Watch out America, a new study suggest that Great Britain is a society of addicts.
“Othello, act 2, scene 3. As part of his evil plan, Iago, you will remember, is trying to get Cassio drunk, singing a song to get him rowdy. “I learned it in England,” he says, “where, indeed, they are most potent in potting: your Dane, your German, and your swag-bellied Hollander – Drink, ho! – are nothing to your English.” Ever the entertainer, Shakespeare knew that you could always get a cheer from a crowd in this country by complimenting them on their drinking.
“But why is it a compliment? The crippling intensity of one’s hangover the morning after, the unwiseness of one’s antics the night before, what makes these things that Britons boast about? The Centre for Social Justice, founded by Iain Duncan Smith, has just released a report that argues for it to be a matter of shame. “Britain is the addicted man of Europe,” the authors say. “Growing sections of society are dependent upon mind-altering substances.”
“The report itself is a muddled, shrill and selective document, determined to bring together issues such as binge drinking, heroin addiction, legal highs, cannabis smoking and alcoholism, which have different levels of seriousness, patterns of use and potential for harm. Yet at the heart of it lies a truth: Britain is a nation addicted, not necessarily to drugs oralcohol per se, but to excess itself.
“Here the facts are not in question. Although rates of drug use are broadly stable or falling, rates of opiate addiction are high in European terms, and in its penchant for party drugs Britain leads the world.

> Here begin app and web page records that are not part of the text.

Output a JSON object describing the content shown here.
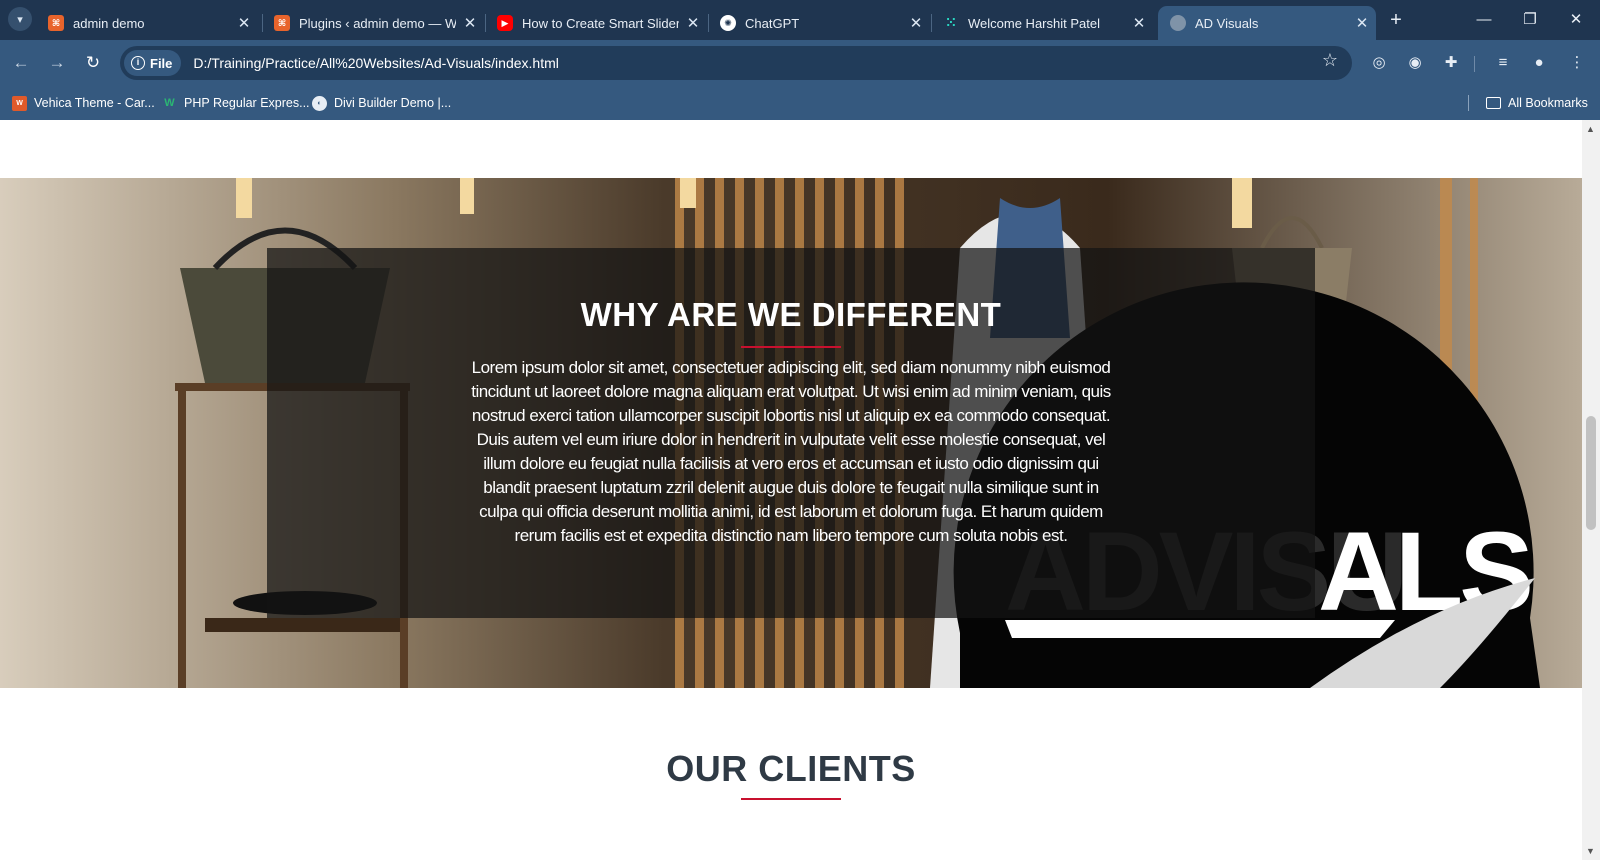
{
  "browser": {
    "tabs": [
      {
        "label": "admin demo",
        "icon": "xampp-icon",
        "color": "#e8642c"
      },
      {
        "label": "Plugins ‹ admin demo — Wo",
        "icon": "xampp-icon",
        "color": "#e8642c"
      },
      {
        "label": "How to Create Smart Slider i",
        "icon": "youtube-icon",
        "color": "#ff0000"
      },
      {
        "label": "ChatGPT",
        "icon": "chatgpt-icon",
        "color": "#ffffff"
      },
      {
        "label": "Welcome Harshit Patel",
        "icon": "dots-icon",
        "color": "#2ad4c0"
      },
      {
        "label": "AD Visuals",
        "icon": "globe-icon",
        "color": "#7f93a8"
      }
    ],
    "active_tab": 5,
    "address": {
      "chip_label": "File",
      "url": "D:/Training/Practice/All%20Websites/Ad-Visuals/index.html"
    },
    "bookmarks": [
      {
        "label": "Vehica Theme - Car...",
        "icon": "vehica-icon",
        "color": "#e05a2a"
      },
      {
        "label": "PHP Regular Expres...",
        "icon": "php-icon",
        "color": "#2bb673"
      },
      {
        "label": "Divi Builder Demo |...",
        "icon": "globe-icon",
        "color": "#e8eef5"
      }
    ],
    "all_bookmarks_label": "All Bookmarks"
  },
  "hero": {
    "title": "WHY ARE WE DIFFERENT",
    "text": "Lorem ipsum dolor sit amet, consectetuer adipiscing elit, sed diam nonummy nibh euismod tincidunt ut laoreet dolore magna aliquam erat volutpat. Ut wisi enim ad minim veniam, quis nostrud exerci tation ullamcorper suscipit lobortis nisl ut aliquip ex ea commodo consequat. Duis autem vel eum iriure dolor in hendrerit in vulputate velit esse molestie consequat, vel illum dolore eu feugiat nulla facilisis at vero eros et accumsan et iusto odio dignissim qui blandit praesent luptatum zzril delenit augue duis dolore te feugait nulla similique sunt in culpa qui officia deserunt mollitia animi, id est laborum et dolorum fuga. Et harum quidem rerum facilis est et expedita distinctio nam libero tempore cum soluta nobis est.",
    "logo_text": "ADVISUALS",
    "accent": "#c8102e"
  },
  "clients": {
    "title": "OUR CLIENTS"
  }
}
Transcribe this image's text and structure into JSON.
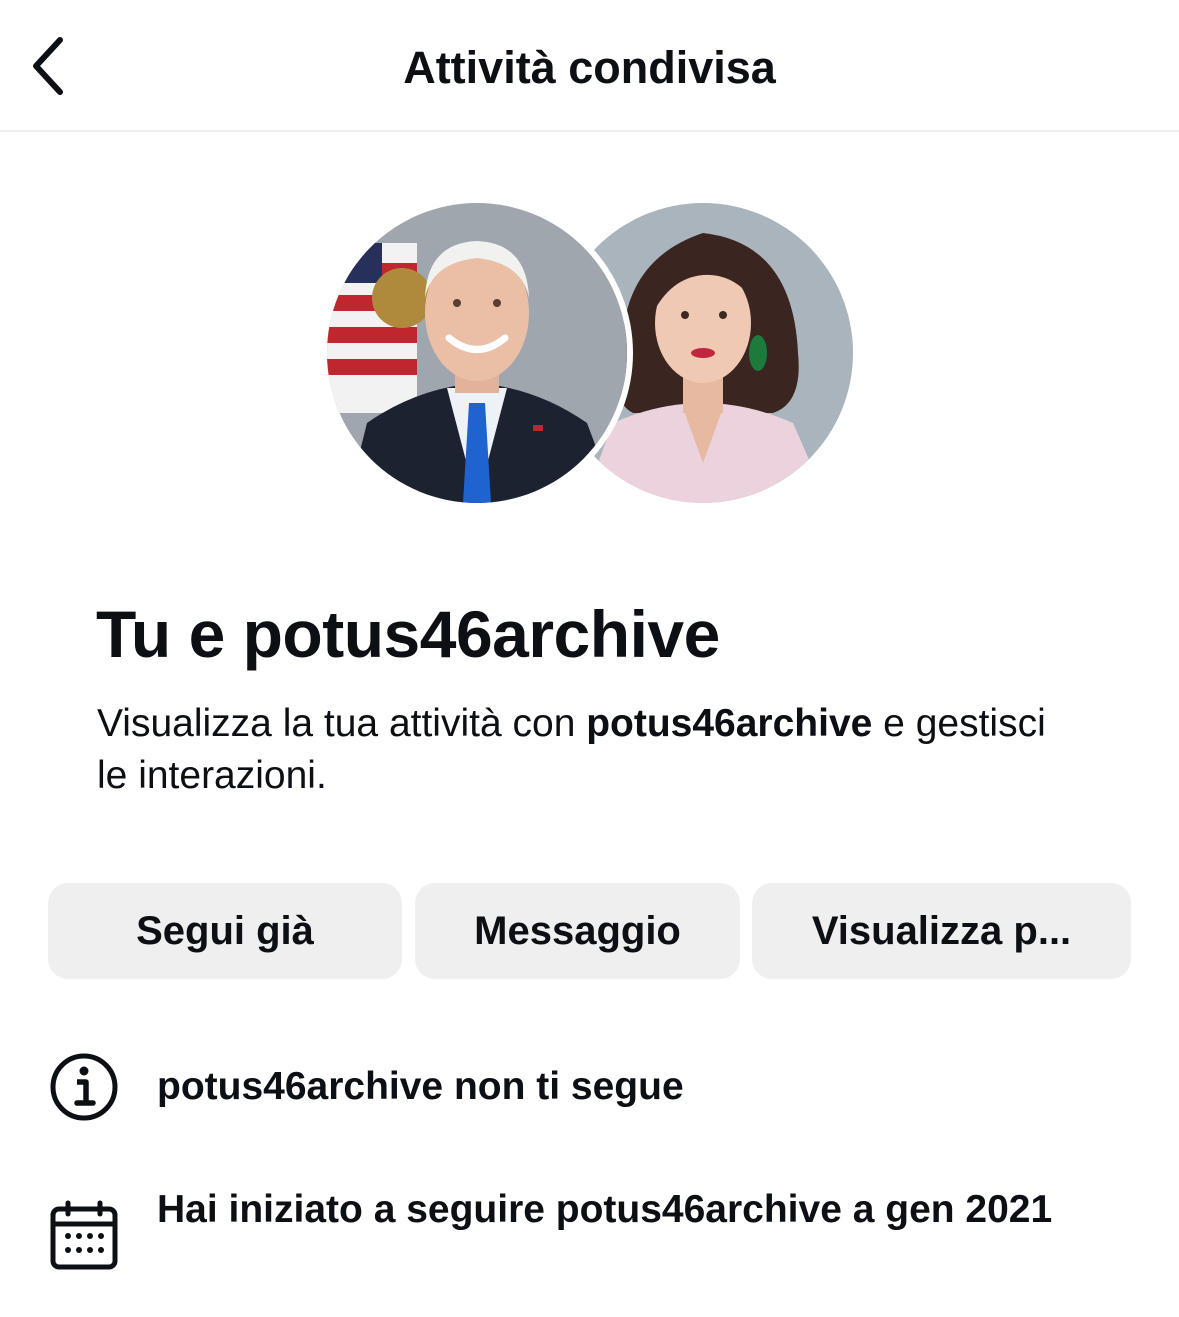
{
  "header": {
    "title": "Attività condivisa",
    "back_icon": "chevron-left-icon"
  },
  "avatars": {
    "left": "profile-photo-potus46archive",
    "right": "profile-photo-user"
  },
  "main": {
    "title": "Tu e potus46archive",
    "description_prefix": "Visualizza la tua attività con ",
    "description_username": "potus46archive",
    "description_suffix": " e gestisci le interazioni."
  },
  "actions": {
    "follow_label": "Segui già",
    "message_label": "Messaggio",
    "view_profile_label": "Visualizza p..."
  },
  "info": {
    "not_following": {
      "icon": "info-icon",
      "text": "potus46archive non ti segue"
    },
    "following_since": {
      "icon": "calendar-icon",
      "text": "Hai iniziato a seguire potus46archive a gen 2021"
    }
  },
  "colors": {
    "text": "#0c1014",
    "button_bg": "#efefef",
    "divider": "#efefef"
  }
}
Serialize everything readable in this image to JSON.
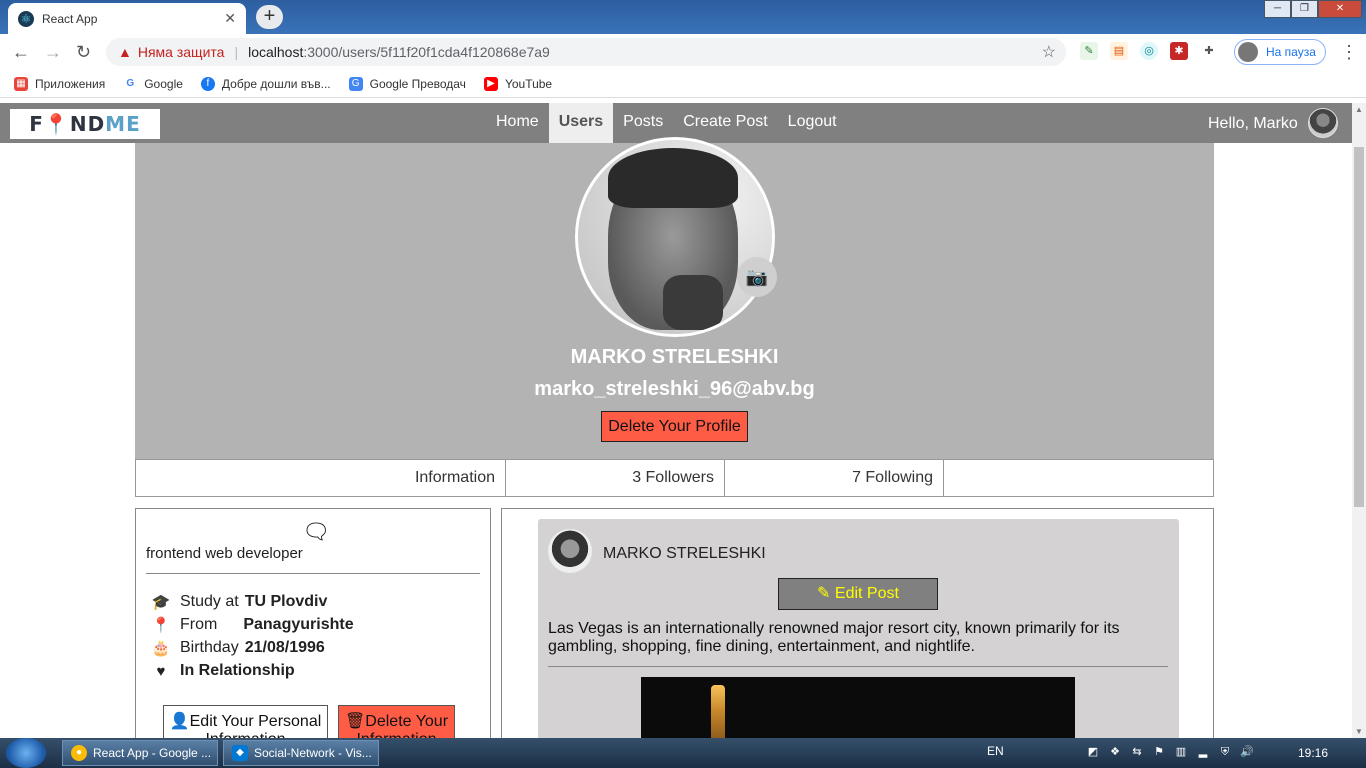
{
  "browser": {
    "tab_title": "React App",
    "tab_close": "✕",
    "new_tab": "+",
    "window_buttons": [
      "─",
      "❐",
      "✕"
    ],
    "security_label": "Няма защита",
    "url_host": "localhost",
    "url_path": ":3000/users/5f11f20f1cda4f120868e7a9",
    "profile_status": "На пауза",
    "bookmarks": [
      {
        "label": "Приложения",
        "icon": "apps-grid-icon",
        "color": "#e8453c"
      },
      {
        "label": "Google",
        "icon": "google-icon",
        "color": "#4285f4"
      },
      {
        "label": "Добре дошли във...",
        "icon": "facebook-icon",
        "color": "#1877f2"
      },
      {
        "label": "Google Преводач",
        "icon": "google-translate-icon",
        "color": "#4285f4"
      },
      {
        "label": "YouTube",
        "icon": "youtube-icon",
        "color": "#ff0000"
      }
    ]
  },
  "navbar": {
    "logo_text_a": "F",
    "logo_text_b": "ND",
    "logo_text_c": "ME",
    "links": [
      "Home",
      "Users",
      "Posts",
      "Create Post",
      "Logout"
    ],
    "active_link": "Users",
    "greeting": "Hello, Marko"
  },
  "profile": {
    "name": "MARKO STRELESHKI",
    "email": "marko_streleshki_96@abv.bg",
    "delete_button": "Delete Your Profile",
    "tabs": [
      "Information",
      "3 Followers",
      "7 Following",
      ""
    ]
  },
  "info": {
    "bio": "frontend web developer",
    "rows": [
      {
        "icon": "graduation-cap-icon",
        "glyph": "🎓",
        "label": "Study at",
        "value": "TU Plovdiv"
      },
      {
        "icon": "map-pin-icon",
        "glyph": "📍",
        "label": "From",
        "value": "Panagyurishte"
      },
      {
        "icon": "birthday-cake-icon",
        "glyph": "🎂",
        "label": "Birthday",
        "value": "21/08/1996"
      },
      {
        "icon": "heart-icon",
        "glyph": "♥",
        "label": "",
        "value": "In Relationship"
      }
    ],
    "edit_button": "Edit Your Personal Information",
    "delete_button": "Delete Your Information"
  },
  "post": {
    "author": "MARKO STRELESHKI",
    "edit_button": "Edit Post",
    "text": "Las Vegas is an internationally renowned major resort city, known primarily for its gambling, shopping, fine dining, entertainment, and nightlife."
  },
  "taskbar": {
    "items": [
      "React App - Google ...",
      "Social-Network - Vis..."
    ],
    "language": "EN",
    "time": "19:16"
  },
  "colors": {
    "navbar_bg": "#808080",
    "cover_bg": "#b3b3b3",
    "danger": "#ff5c45",
    "post_bg": "#d4d2d2",
    "edit_post_text": "#ffff00"
  }
}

Last year’s World Drugs report, which ranked countries on the prevalence of different drugs, put the Isle of Man and Scotland at numbers one and two for cocaine use, with England fourth and Wales sixth. All four figured in the top 10 for ecstasy use as well. Britain also appears to be a hub for the development of new synthetic drugs, often known as “legal highs”, because our laws take a while to ban them.
“Yet the harms these do are insignificant compared with alcohol. In western Europe, the report claims, British men have the second-highest rate of alcohol dependence. (Although, by eastern European standards, we look almost teetotal.) Among British women, however, alcohol dependence is the highest in the continent.
“Still worse than mere dependance, however, is a culture that depends on bingeing. “Bingeing is worse, because it’s the peak alcohol that maximises toxicity,” says Professor David Nutt, author of Drugs Without the Hot Air and former chair of the government’s Advisory Council on the Misuse of Drugs. “And the binge tradition is something that Britain has pioneered.” According to Nutt, since the early 1970s, when the figures began to be collected, deaths from alcohol-related liver disease in the UK have quadrupled. At the same time, deaths from heart disease – for instance – have halved.